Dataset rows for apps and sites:
******************************

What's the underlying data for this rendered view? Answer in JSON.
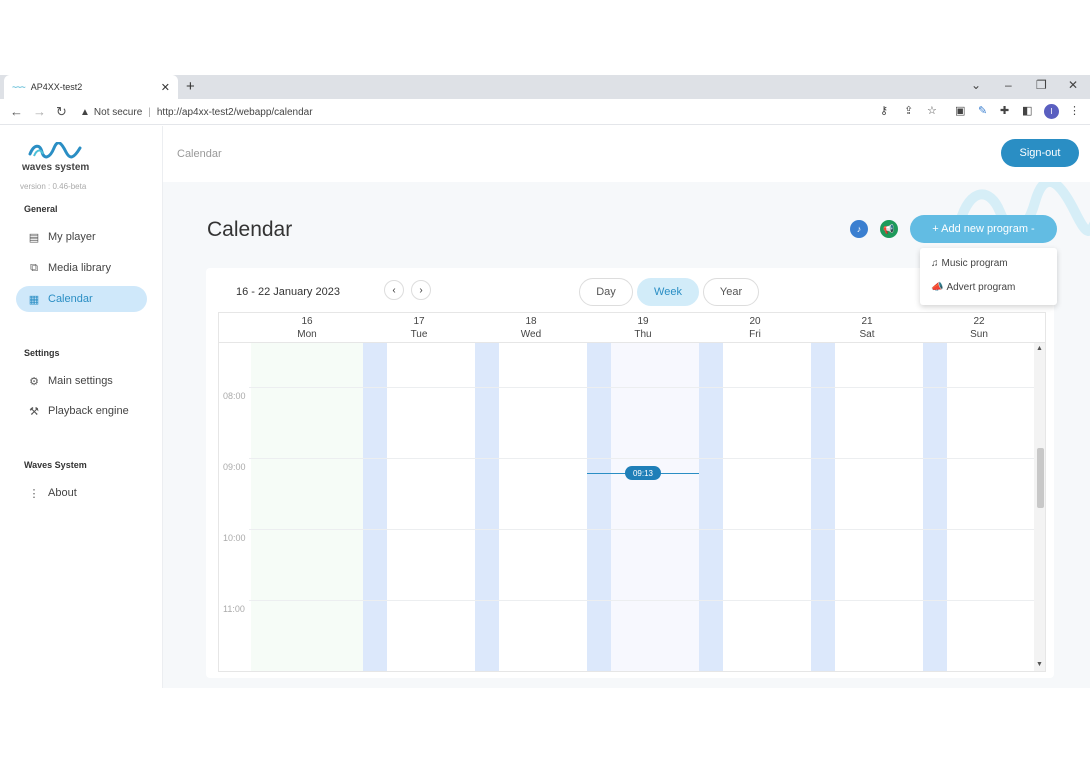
{
  "browser": {
    "tab_title": "AP4XX-test2",
    "tab_favicon": "~~~",
    "url": "http://ap4xx-test2/webapp/calendar",
    "security": "Not secure",
    "profile_initial": "I"
  },
  "sidebar": {
    "logo_text": "waves system",
    "version": "version : 0.46-beta",
    "sections": {
      "general": "General",
      "settings": "Settings",
      "waves": "Waves System"
    },
    "items": {
      "my_player": "My player",
      "media_library": "Media library",
      "calendar": "Calendar",
      "main_settings": "Main settings",
      "playback_engine": "Playback engine",
      "about": "About"
    }
  },
  "topbar": {
    "breadcrumb": "Calendar",
    "signout": "Sign-out"
  },
  "main": {
    "title": "Calendar",
    "add_program": "+ Add new program -",
    "menu": {
      "music": "Music program",
      "advert": "Advert program"
    },
    "date_range": "16 - 22 January 2023",
    "views": {
      "day": "Day",
      "week": "Week",
      "year": "Year"
    }
  },
  "calendar": {
    "days": [
      {
        "num": "16",
        "name": "Mon"
      },
      {
        "num": "17",
        "name": "Tue"
      },
      {
        "num": "18",
        "name": "Wed"
      },
      {
        "num": "19",
        "name": "Thu"
      },
      {
        "num": "20",
        "name": "Fri"
      },
      {
        "num": "21",
        "name": "Sat"
      },
      {
        "num": "22",
        "name": "Sun"
      }
    ],
    "hours": [
      "08:00",
      "09:00",
      "10:00",
      "11:00"
    ],
    "now": "09:13"
  },
  "colors": {
    "accent": "#2a8ec4",
    "accent_light": "#62bce3",
    "active_nav": "#cfe8fa",
    "today_bg": "#f6fcf7",
    "music_btn": "#3a7fd0",
    "advert_btn": "#1e9a5a"
  }
}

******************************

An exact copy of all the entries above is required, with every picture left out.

What's the underlying data for this rendered view? Answer in JSON.
{
  "browser": {
    "tab_title": "AP4XX-test2",
    "tab_favicon": "~~~",
    "url": "http://ap4xx-test2/webapp/calendar",
    "security": "Not secure",
    "profile_initial": "I"
  },
  "sidebar": {
    "logo_text": "waves system",
    "version": "version : 0.46-beta",
    "sections": {
      "general": "General",
      "settings": "Settings",
      "waves": "Waves System"
    },
    "items": {
      "my_player": "My player",
      "media_library": "Media library",
      "calendar": "Calendar",
      "main_settings": "Main settings",
      "playback_engine": "Playback engine",
      "about": "About"
    }
  },
  "topbar": {
    "breadcrumb": "Calendar",
    "signout": "Sign-out"
  },
  "main": {
    "title": "Calendar",
    "add_program": "+ Add new program -",
    "menu": {
      "music": "Music program",
      "advert": "Advert program"
    },
    "date_range": "16 - 22 January 2023",
    "views": {
      "day": "Day",
      "week": "Week",
      "year": "Year"
    }
  },
  "calendar": {
    "days": [
      {
        "num": "16",
        "name": "Mon"
      },
      {
        "num": "17",
        "name": "Tue"
      },
      {
        "num": "18",
        "name": "Wed"
      },
      {
        "num": "19",
        "name": "Thu"
      },
      {
        "num": "20",
        "name": "Fri"
      },
      {
        "num": "21",
        "name": "Sat"
      },
      {
        "num": "22",
        "name": "Sun"
      }
    ],
    "hours": [
      "08:00",
      "09:00",
      "10:00",
      "11:00"
    ],
    "now": "09:13"
  },
  "colors": {
    "accent": "#2a8ec4",
    "accent_light": "#62bce3",
    "active_nav": "#cfe8fa",
    "today_bg": "#f6fcf7",
    "music_btn": "#3a7fd0",
    "advert_btn": "#1e9a5a"
  }
}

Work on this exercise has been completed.